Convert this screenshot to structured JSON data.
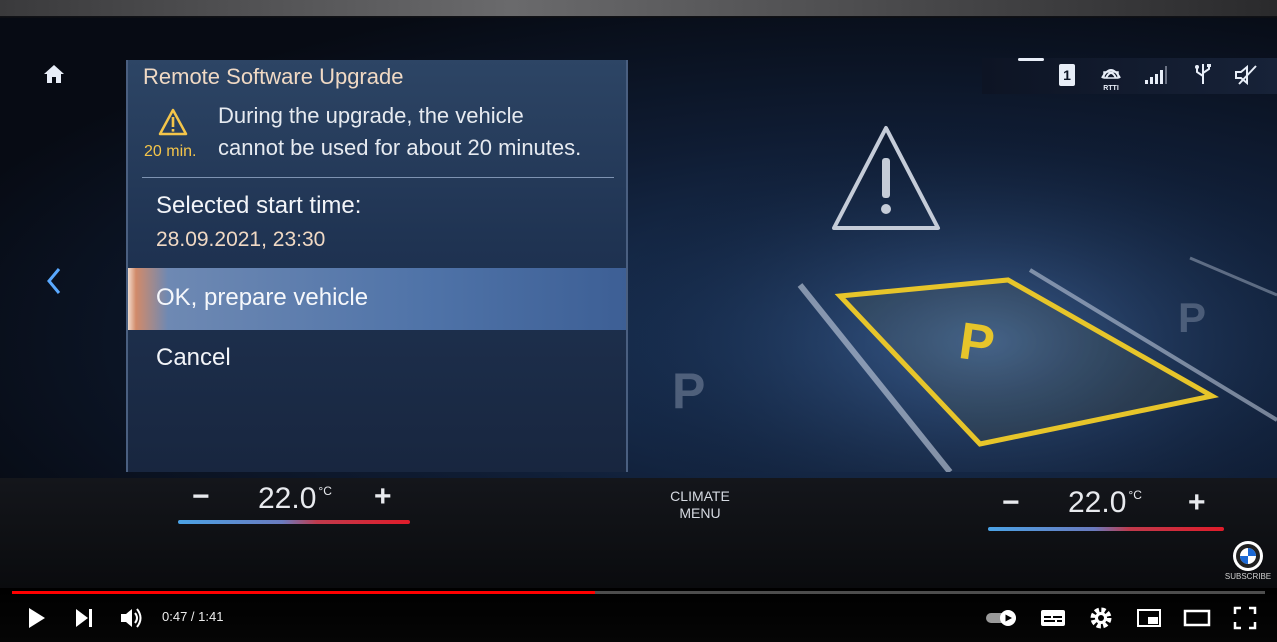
{
  "dialog": {
    "title": "Remote Software Upgrade",
    "warning_duration": "20 min.",
    "warning_line1": "During the upgrade, the vehicle",
    "warning_line2": "cannot be used for about 20 minutes.",
    "start_label": "Selected start time:",
    "start_value": "28.09.2021, 23:30",
    "menu": [
      {
        "label": "OK, prepare vehicle",
        "selected": true
      },
      {
        "label": "Cancel",
        "selected": false
      }
    ]
  },
  "status": {
    "icons": [
      "display-1-icon",
      "rtti-icon",
      "signal-strength-icon",
      "usb-icon",
      "mute-icon"
    ],
    "display_number": "1",
    "rtti_label": "RTTI"
  },
  "climate": {
    "left_temp": "22.0",
    "right_temp": "22.0",
    "unit": "°C",
    "minus": "−",
    "plus": "+",
    "menu_line1": "CLIMATE",
    "menu_line2": "MENU"
  },
  "scene": {
    "parking_label": "P"
  },
  "channel": {
    "subscribe_label": "SUBSCRIBE"
  },
  "player": {
    "current_time": "0:47",
    "duration": "1:41",
    "time_display": "0:47 / 1:41",
    "progress_fraction": 0.465,
    "colors": {
      "progress": "#ff0000",
      "accent_yellow": "#e7c52a"
    }
  }
}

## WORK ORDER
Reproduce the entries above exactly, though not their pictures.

## ANSWER FOR THE TASK
Convert this screenshot to structured JSON data.
{
  "dialog": {
    "title": "Remote Software Upgrade",
    "warning_duration": "20 min.",
    "warning_line1": "During the upgrade, the vehicle",
    "warning_line2": "cannot be used for about 20 minutes.",
    "start_label": "Selected start time:",
    "start_value": "28.09.2021, 23:30",
    "menu": [
      {
        "label": "OK, prepare vehicle",
        "selected": true
      },
      {
        "label": "Cancel",
        "selected": false
      }
    ]
  },
  "status": {
    "icons": [
      "display-1-icon",
      "rtti-icon",
      "signal-strength-icon",
      "usb-icon",
      "mute-icon"
    ],
    "display_number": "1",
    "rtti_label": "RTTI"
  },
  "climate": {
    "left_temp": "22.0",
    "right_temp": "22.0",
    "unit": "°C",
    "minus": "−",
    "plus": "+",
    "menu_line1": "CLIMATE",
    "menu_line2": "MENU"
  },
  "scene": {
    "parking_label": "P"
  },
  "channel": {
    "subscribe_label": "SUBSCRIBE"
  },
  "player": {
    "current_time": "0:47",
    "duration": "1:41",
    "time_display": "0:47 / 1:41",
    "progress_fraction": 0.465,
    "colors": {
      "progress": "#ff0000",
      "accent_yellow": "#e7c52a"
    }
  }
}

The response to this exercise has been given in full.